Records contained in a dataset
+++
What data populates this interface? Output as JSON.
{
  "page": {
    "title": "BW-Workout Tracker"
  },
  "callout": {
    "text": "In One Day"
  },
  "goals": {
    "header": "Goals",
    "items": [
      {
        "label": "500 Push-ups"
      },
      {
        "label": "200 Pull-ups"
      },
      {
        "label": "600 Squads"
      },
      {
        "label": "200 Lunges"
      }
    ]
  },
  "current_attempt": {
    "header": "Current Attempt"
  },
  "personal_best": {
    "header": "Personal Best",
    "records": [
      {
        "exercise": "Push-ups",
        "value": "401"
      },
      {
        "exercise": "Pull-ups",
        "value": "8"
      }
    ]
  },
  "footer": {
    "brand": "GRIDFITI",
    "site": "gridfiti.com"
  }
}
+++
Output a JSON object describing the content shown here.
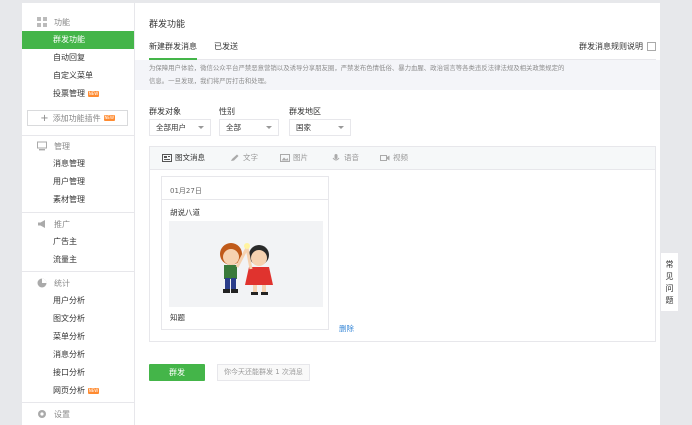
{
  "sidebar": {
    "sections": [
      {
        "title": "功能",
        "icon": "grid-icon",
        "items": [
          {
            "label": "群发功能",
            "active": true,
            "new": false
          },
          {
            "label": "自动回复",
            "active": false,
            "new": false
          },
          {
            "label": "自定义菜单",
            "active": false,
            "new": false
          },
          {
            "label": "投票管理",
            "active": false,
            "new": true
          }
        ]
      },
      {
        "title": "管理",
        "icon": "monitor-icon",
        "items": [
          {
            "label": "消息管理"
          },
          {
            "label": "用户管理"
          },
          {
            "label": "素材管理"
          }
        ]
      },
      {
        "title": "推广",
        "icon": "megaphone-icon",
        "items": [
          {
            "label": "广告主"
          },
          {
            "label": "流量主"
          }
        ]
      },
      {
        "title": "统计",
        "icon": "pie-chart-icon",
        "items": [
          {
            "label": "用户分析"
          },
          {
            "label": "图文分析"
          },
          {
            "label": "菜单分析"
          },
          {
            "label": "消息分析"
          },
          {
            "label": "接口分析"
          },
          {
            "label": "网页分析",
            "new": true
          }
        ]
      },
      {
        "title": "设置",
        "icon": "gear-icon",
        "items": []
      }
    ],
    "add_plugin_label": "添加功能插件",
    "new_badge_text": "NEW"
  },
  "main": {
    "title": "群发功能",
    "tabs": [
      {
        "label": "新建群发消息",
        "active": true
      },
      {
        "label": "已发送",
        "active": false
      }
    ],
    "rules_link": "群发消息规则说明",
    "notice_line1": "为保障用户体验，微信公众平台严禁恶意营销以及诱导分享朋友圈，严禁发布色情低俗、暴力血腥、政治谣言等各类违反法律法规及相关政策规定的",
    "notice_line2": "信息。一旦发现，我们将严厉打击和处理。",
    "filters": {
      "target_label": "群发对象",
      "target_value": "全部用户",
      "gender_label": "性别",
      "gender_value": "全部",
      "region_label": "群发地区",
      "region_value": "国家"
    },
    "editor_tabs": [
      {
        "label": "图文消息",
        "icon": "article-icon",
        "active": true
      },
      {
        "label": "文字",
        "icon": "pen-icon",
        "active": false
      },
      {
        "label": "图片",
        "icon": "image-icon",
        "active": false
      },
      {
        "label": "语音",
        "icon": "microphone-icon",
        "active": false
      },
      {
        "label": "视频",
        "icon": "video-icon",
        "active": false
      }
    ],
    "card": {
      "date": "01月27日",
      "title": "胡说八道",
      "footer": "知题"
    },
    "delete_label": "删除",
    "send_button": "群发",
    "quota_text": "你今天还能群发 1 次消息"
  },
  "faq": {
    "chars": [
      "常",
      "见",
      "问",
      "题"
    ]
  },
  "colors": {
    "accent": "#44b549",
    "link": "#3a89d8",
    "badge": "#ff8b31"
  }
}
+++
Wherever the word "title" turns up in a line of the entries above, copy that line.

    "title": "BW-Workout Tracker"
        "title": "功能",
        "title": "管理",
        "title": "推广",
        "title": "统计",
        "title": "设置",
    "title": "群发功能",
      "title": "胡说八道",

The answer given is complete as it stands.